CTV News spoke to asylum seekers waiting in Calais for space and favorable weather conditions on the boat. A man from Afghanistan told us that he had prepared 3,000 euros ($4,100) and was waiting for news from the smugglers. An Iranian man whose asylum claim in France was denied has tried to reach England three times since then. When asked if he was afraid of dying trying to cross the street, he laughed, pointing to the makeshift camp, and asked what the alternative was.
They come from Afghanistan, Iran, Syria, Albania and Sudan, among other countries. The English language is a big factor and undocumented job seekers have heard that it is much easier to slip on the black market than in other countries. Among them are those who will be eligible for refugee status when they reach the UK, but the problem is finding a legal way to land on British soil.
UK commissioner Suella Braverman described the crisis as an “invasion”, but during a meeting with a Conservative MP friend on a parliamentary committee did not explain how someone could seek asylum in the UK if they were not granted asylum. Permission to board a flight to the UK
“We have to open safe and legal passages like we did for Ukraine,” charity worker Lucy Halliday told CTV News during a morning walk in a wooded area in Calais. He spends most of his mornings looking for refugees and making sure they have something to eat. “We’ve proven that England is not full, we can take in more people and open safe crossings so that no one risks their life on a small boat crossing the English Channel,” she said.
The camps are scattered, and when they heard Halliday’s voice offering food tickets, an African man zipped up his tent, stuck his head out, and said, “cat food?!” yell. While he was waiting for an opportunity to go to the UK, he found nine cats that came to him for food.
Nearby, in the once empty field, the only sound is the rain hitting the blue tents housing young Sudanese men. Another is 17 and has been here for months. He doesn’t have the 3,000 euros needed to travel by boat, so he will try to sneak in a truck that will cross the English Channel via the Eurotunnel.

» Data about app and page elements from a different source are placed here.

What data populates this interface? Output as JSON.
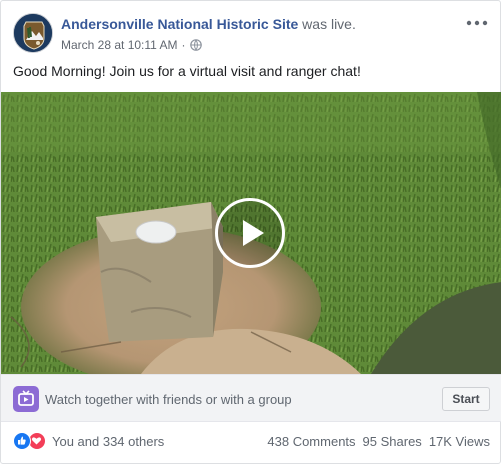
{
  "post": {
    "page_name": "Andersonville National Historic Site",
    "status": "was live.",
    "date": "March 28 at 10:11 AM",
    "separator": "·",
    "more_icon": "more-dots-icon",
    "globe_icon": "globe-icon",
    "caption": "Good Morning! Join us for a virtual visit and ranger chat!"
  },
  "video": {
    "play_icon": "play-icon"
  },
  "watch_party": {
    "icon": "watch-party-icon",
    "text": "Watch together with friends or with a group",
    "button": "Start"
  },
  "engagement": {
    "reactions": [
      "like",
      "love"
    ],
    "reaction_text": "You and 334 others",
    "comments": "438 Comments",
    "shares": "95 Shares",
    "views": "17K Views"
  },
  "colors": {
    "link": "#385898",
    "like": "#1877f2",
    "love": "#f33e58",
    "watch": "#8c6bd4"
  }
}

For those traveling by boat, a distance of 30 kilometers and ruthless smugglers separate them from their destination. For many, the risk of dying on the way is better than the ones they leave behind.